TASK GOAL:
How many lines in the entries below contain "Bernoulli"? Answer with the number only.
╭─ EXERCISE INPUT
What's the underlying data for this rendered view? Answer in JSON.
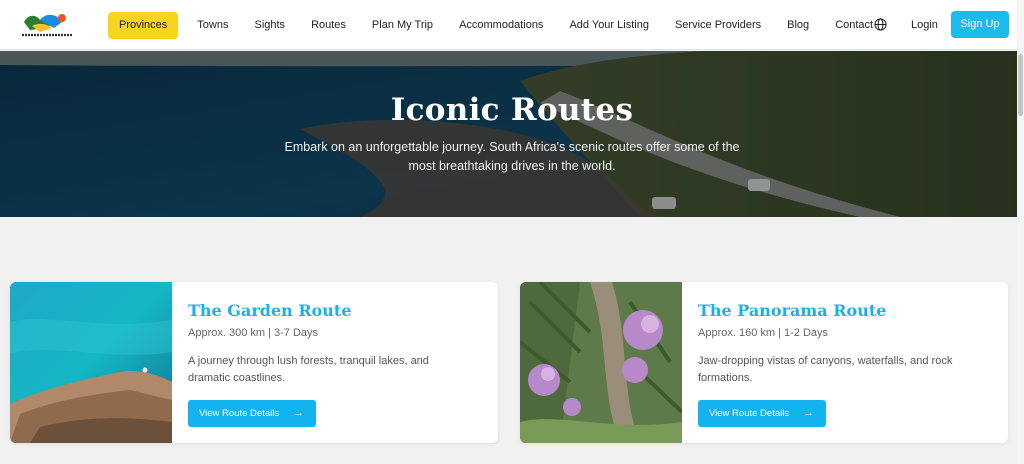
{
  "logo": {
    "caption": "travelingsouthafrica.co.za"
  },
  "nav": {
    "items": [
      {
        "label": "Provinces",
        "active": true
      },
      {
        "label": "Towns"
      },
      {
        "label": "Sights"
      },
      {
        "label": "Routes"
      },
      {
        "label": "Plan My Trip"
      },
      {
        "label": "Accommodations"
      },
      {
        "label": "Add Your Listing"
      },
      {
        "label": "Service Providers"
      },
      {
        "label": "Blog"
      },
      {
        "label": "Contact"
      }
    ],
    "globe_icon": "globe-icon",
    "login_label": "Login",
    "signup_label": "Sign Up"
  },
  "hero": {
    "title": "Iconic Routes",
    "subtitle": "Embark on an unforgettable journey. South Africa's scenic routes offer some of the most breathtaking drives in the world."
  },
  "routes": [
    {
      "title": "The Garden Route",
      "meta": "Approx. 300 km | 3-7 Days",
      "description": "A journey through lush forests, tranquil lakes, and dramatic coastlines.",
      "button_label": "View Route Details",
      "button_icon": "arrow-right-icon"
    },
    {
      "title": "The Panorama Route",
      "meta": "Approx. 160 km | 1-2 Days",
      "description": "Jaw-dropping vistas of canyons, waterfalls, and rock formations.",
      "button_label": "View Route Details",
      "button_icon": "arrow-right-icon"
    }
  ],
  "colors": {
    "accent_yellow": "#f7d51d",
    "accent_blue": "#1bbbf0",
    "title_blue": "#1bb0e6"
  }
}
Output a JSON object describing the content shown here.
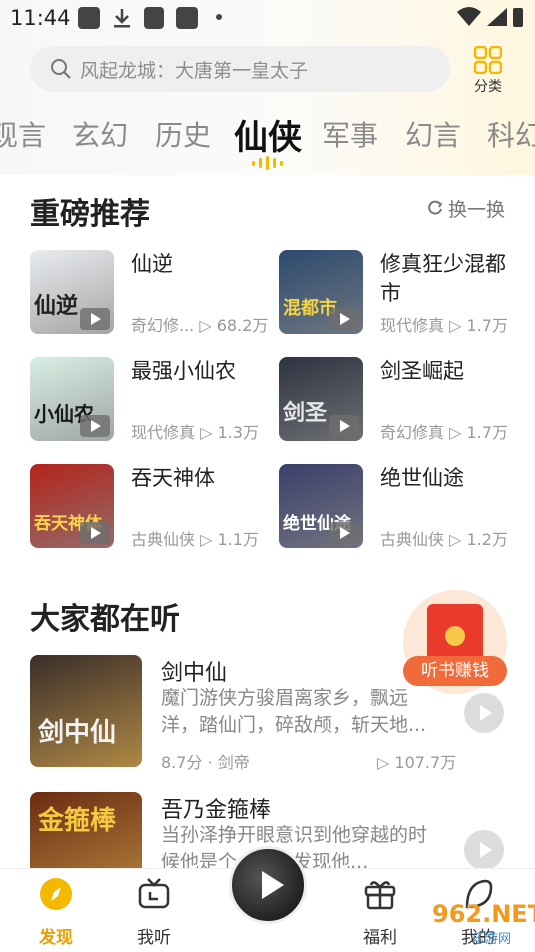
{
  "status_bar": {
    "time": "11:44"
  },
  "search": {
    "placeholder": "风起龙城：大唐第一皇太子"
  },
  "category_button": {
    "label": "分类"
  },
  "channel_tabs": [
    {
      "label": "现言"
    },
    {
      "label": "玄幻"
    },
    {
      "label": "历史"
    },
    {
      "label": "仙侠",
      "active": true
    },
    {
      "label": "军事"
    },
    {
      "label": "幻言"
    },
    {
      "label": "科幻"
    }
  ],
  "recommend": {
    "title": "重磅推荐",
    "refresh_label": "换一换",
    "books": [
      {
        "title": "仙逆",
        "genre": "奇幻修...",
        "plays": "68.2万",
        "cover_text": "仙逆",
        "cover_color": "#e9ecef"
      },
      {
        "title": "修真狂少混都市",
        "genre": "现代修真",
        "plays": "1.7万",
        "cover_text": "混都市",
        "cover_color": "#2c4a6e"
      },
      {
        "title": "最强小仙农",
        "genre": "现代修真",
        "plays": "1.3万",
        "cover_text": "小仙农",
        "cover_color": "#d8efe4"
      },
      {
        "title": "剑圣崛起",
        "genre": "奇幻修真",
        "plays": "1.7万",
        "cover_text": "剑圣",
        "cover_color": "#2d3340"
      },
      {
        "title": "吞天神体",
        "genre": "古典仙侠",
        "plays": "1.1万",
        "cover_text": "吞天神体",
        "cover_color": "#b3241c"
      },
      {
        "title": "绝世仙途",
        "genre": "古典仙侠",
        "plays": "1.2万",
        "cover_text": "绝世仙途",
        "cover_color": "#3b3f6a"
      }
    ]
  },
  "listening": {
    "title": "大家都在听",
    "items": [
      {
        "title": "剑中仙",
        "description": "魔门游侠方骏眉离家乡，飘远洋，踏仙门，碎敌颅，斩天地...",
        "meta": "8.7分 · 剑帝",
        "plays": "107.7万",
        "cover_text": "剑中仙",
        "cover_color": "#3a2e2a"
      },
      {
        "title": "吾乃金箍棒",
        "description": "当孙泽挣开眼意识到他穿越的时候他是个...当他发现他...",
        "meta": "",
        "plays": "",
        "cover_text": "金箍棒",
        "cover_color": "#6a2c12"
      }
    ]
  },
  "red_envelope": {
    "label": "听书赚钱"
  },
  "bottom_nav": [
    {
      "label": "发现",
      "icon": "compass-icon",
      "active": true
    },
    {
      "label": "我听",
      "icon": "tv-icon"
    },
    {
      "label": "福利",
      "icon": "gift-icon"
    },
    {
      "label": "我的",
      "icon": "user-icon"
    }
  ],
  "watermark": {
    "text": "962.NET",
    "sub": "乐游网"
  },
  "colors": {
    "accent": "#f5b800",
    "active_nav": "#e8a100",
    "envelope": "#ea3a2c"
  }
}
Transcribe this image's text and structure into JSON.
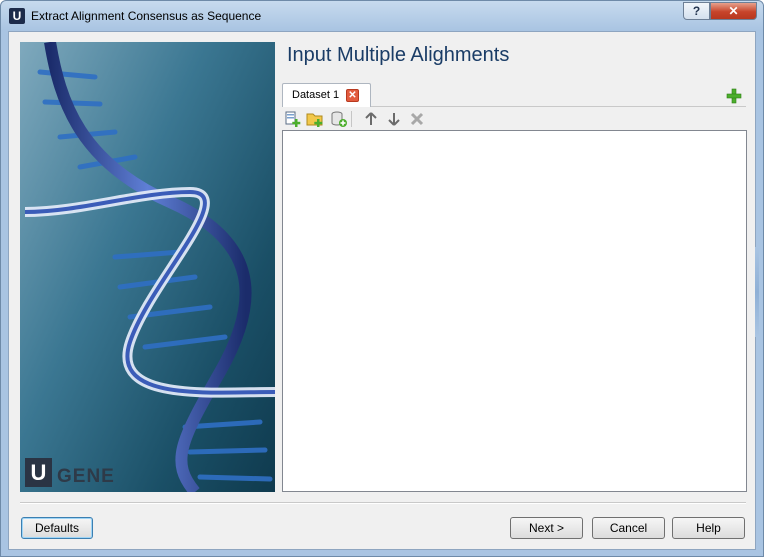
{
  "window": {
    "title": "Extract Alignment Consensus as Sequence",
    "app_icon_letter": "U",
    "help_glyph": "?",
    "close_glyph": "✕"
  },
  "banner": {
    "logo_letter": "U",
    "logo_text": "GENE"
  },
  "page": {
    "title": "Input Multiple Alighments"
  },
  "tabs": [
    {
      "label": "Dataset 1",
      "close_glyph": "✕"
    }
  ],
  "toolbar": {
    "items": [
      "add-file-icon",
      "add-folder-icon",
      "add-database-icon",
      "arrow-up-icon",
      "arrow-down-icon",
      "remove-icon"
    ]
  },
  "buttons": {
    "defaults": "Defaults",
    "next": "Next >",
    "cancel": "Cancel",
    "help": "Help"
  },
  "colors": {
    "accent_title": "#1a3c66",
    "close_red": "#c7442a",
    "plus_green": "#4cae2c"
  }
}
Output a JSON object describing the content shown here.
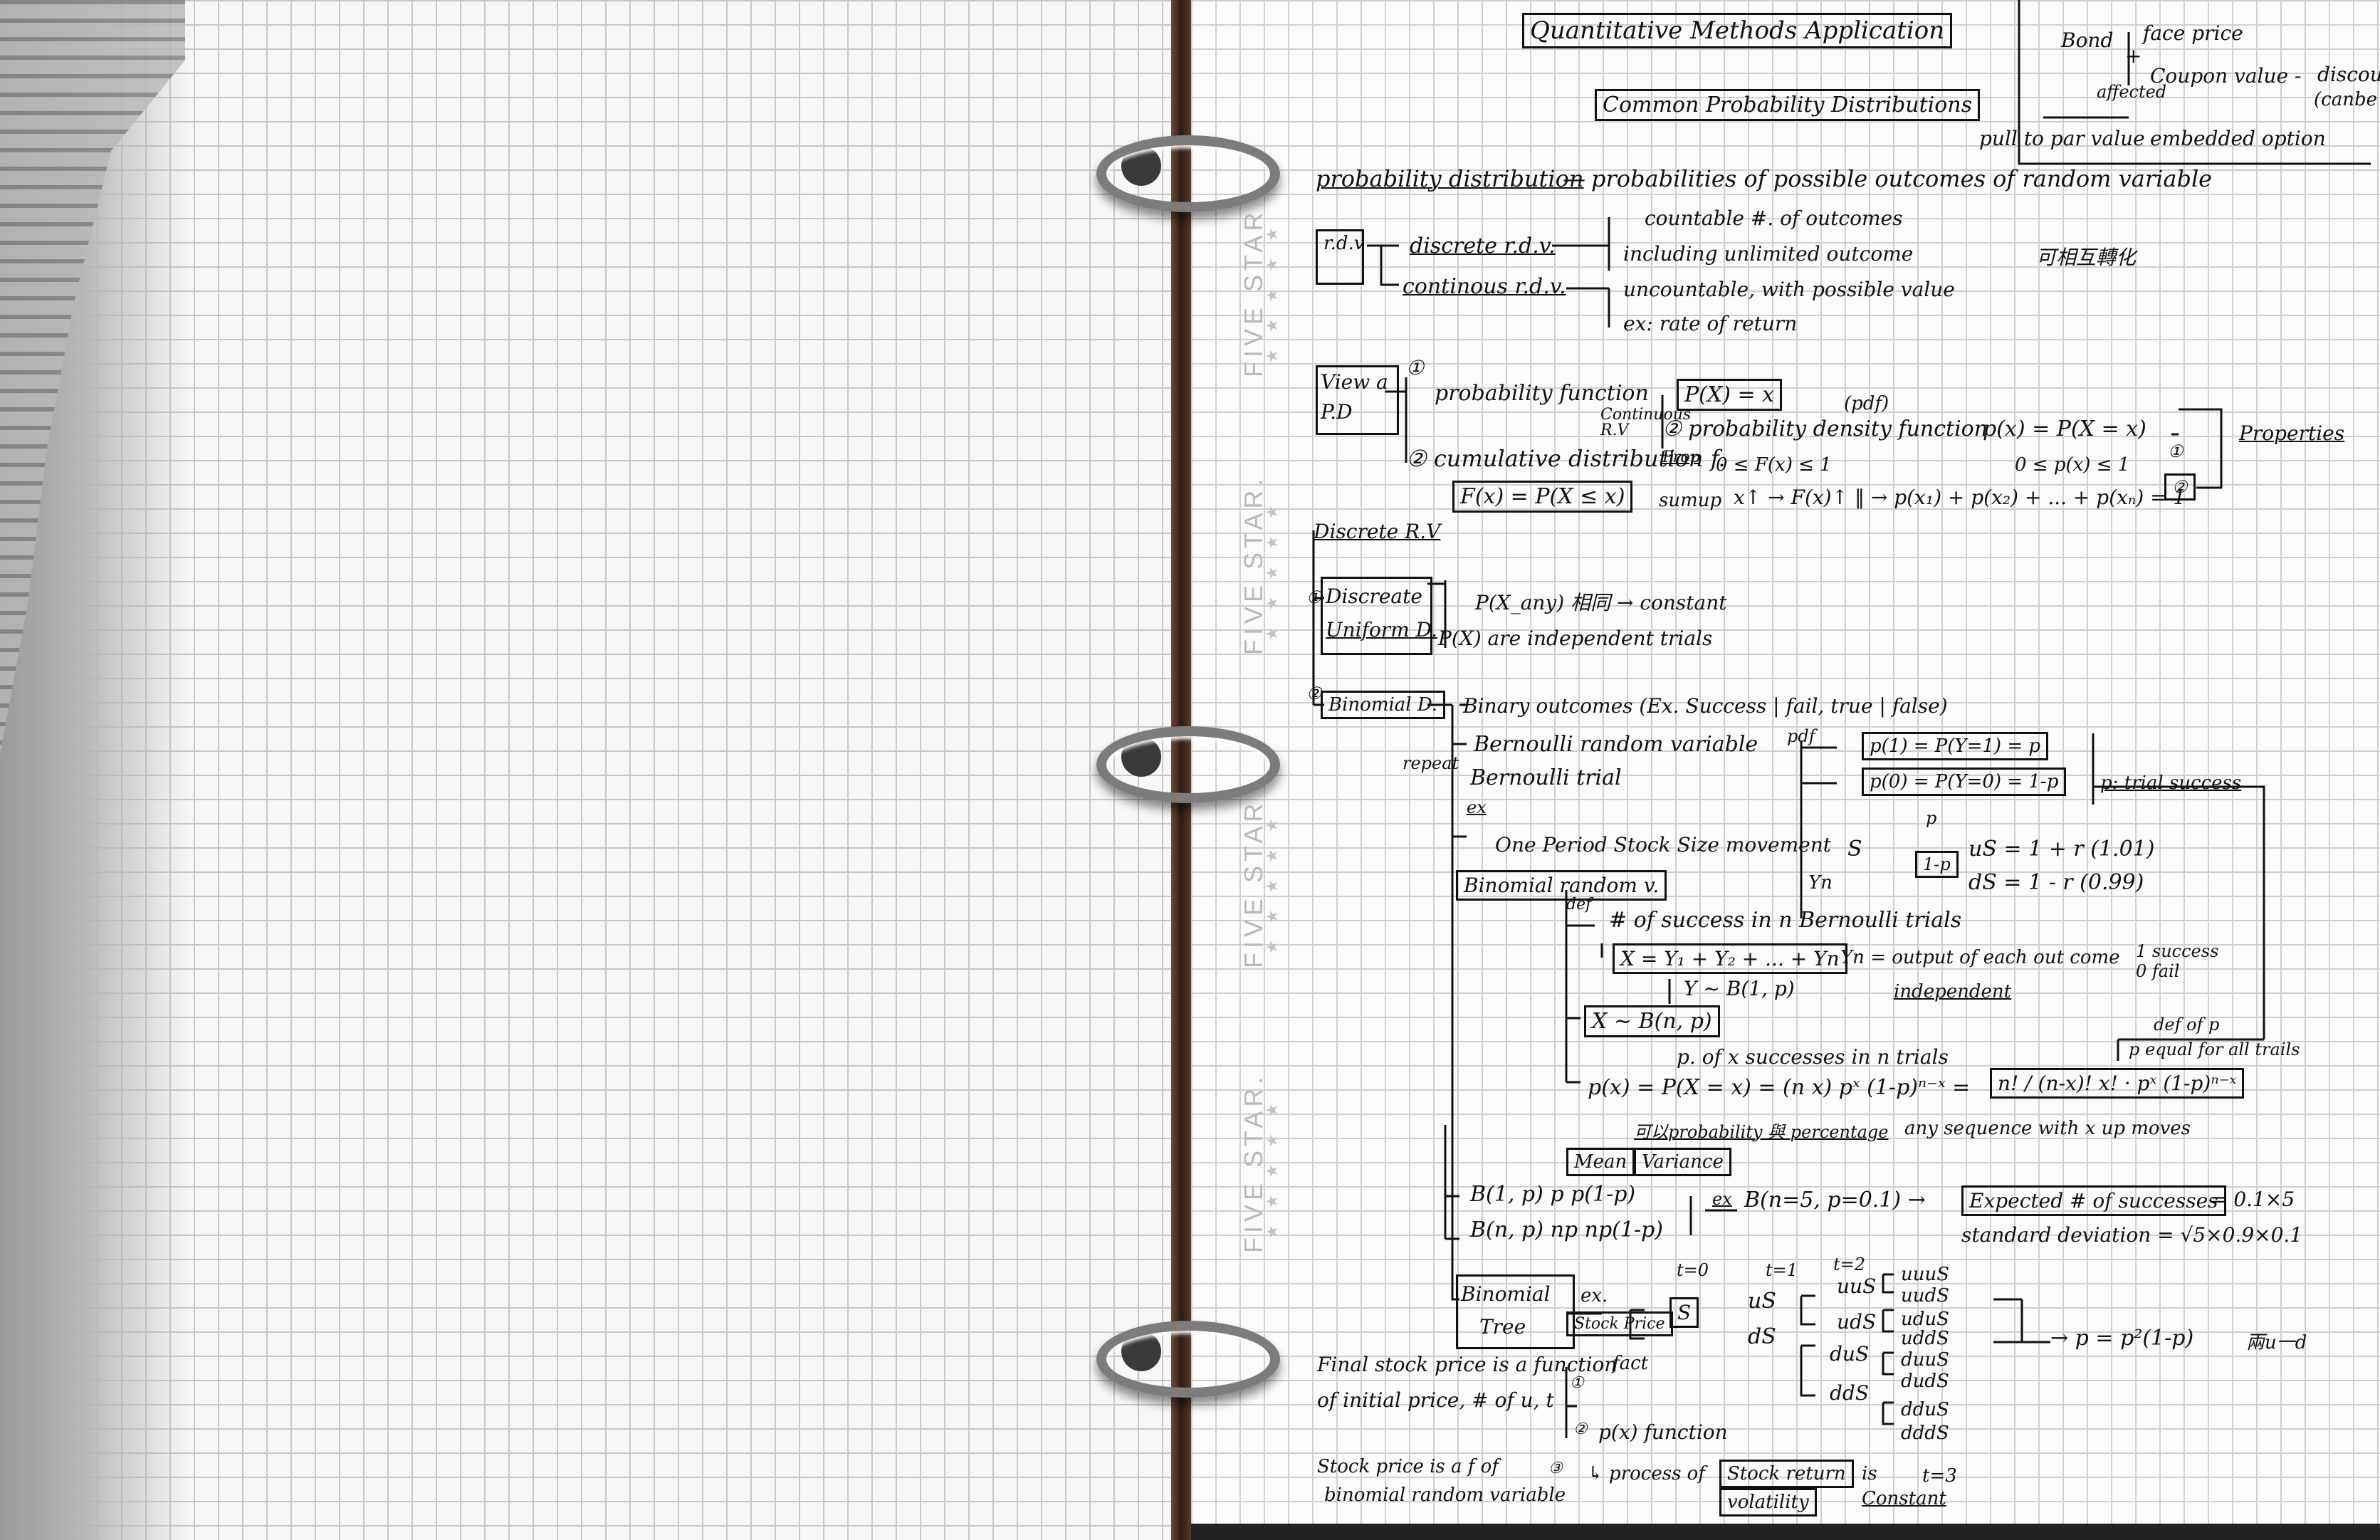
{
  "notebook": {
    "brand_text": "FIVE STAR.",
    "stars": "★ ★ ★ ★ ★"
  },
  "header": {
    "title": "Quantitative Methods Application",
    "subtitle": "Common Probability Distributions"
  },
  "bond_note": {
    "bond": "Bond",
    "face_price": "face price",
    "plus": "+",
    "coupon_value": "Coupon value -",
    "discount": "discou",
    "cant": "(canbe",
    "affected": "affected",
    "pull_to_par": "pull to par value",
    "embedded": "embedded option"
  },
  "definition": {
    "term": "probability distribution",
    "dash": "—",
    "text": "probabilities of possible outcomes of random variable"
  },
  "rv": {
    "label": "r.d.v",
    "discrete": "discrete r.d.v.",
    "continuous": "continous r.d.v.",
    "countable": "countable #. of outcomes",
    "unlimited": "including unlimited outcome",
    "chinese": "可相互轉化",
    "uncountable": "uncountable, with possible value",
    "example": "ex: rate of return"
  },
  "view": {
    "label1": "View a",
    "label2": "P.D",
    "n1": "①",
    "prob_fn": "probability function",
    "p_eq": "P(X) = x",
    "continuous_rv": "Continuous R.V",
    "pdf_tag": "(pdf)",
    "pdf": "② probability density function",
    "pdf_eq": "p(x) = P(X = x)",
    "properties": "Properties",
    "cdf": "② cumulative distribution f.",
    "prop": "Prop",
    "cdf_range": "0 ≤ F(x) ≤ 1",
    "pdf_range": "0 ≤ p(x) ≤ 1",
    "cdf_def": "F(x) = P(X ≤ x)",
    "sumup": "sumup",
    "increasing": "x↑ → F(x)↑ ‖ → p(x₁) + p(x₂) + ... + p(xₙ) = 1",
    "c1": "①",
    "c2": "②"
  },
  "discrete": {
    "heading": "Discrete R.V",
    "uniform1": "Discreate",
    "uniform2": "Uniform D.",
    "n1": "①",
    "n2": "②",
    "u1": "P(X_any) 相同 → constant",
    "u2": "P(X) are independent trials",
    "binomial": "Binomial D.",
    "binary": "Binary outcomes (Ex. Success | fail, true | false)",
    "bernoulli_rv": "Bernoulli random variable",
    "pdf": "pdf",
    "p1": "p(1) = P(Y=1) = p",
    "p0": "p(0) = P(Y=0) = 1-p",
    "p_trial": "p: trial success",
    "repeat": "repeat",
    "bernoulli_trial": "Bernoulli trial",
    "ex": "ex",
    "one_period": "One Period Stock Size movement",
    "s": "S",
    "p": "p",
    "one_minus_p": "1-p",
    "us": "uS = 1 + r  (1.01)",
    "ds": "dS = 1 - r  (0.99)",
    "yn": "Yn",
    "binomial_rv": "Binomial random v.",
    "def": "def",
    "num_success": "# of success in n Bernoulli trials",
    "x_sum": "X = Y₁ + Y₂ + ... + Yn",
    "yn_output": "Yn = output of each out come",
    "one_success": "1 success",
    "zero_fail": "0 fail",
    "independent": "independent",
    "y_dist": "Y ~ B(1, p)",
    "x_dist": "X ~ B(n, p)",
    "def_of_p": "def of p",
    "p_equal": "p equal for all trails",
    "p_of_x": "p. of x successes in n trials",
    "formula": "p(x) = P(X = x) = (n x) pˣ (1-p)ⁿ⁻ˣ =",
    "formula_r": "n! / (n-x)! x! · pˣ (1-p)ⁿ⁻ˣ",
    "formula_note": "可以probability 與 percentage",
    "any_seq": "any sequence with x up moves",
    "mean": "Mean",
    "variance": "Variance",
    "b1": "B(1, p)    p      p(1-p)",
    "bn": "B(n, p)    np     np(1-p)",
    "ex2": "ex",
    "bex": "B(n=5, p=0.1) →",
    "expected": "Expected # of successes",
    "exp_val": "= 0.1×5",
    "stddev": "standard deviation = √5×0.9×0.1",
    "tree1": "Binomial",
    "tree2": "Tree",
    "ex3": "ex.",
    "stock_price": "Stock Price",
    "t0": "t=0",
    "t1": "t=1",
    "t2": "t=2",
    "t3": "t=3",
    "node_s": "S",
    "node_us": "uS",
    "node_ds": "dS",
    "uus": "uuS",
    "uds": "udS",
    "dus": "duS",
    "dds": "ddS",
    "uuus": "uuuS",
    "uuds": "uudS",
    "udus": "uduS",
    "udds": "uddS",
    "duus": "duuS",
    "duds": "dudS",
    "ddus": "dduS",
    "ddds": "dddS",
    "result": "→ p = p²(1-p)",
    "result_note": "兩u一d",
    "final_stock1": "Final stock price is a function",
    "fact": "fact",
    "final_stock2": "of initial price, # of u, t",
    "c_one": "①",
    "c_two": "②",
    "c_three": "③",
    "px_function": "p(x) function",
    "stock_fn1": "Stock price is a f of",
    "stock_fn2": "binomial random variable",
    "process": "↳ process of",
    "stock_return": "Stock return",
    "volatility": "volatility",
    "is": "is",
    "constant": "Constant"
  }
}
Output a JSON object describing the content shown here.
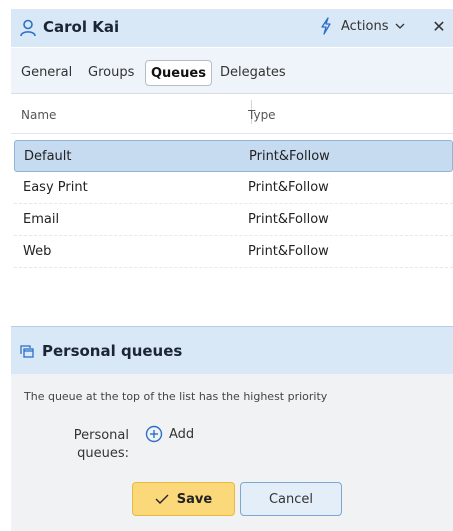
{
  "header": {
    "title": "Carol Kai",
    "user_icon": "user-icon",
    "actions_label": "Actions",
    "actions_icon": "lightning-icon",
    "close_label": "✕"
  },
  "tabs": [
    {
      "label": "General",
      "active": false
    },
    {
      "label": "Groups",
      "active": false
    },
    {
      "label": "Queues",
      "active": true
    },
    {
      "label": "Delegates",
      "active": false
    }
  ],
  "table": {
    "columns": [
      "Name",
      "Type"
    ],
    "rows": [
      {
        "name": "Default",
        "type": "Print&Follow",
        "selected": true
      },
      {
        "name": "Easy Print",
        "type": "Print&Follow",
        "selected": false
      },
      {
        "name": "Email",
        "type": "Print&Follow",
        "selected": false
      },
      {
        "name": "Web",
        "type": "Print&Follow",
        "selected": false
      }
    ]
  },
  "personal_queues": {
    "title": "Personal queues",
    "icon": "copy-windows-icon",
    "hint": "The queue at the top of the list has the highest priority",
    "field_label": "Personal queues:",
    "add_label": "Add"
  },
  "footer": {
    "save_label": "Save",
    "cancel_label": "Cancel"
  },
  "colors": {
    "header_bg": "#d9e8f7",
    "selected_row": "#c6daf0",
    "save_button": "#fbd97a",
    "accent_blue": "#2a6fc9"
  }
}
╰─
EXERCISE RESPONSE:
3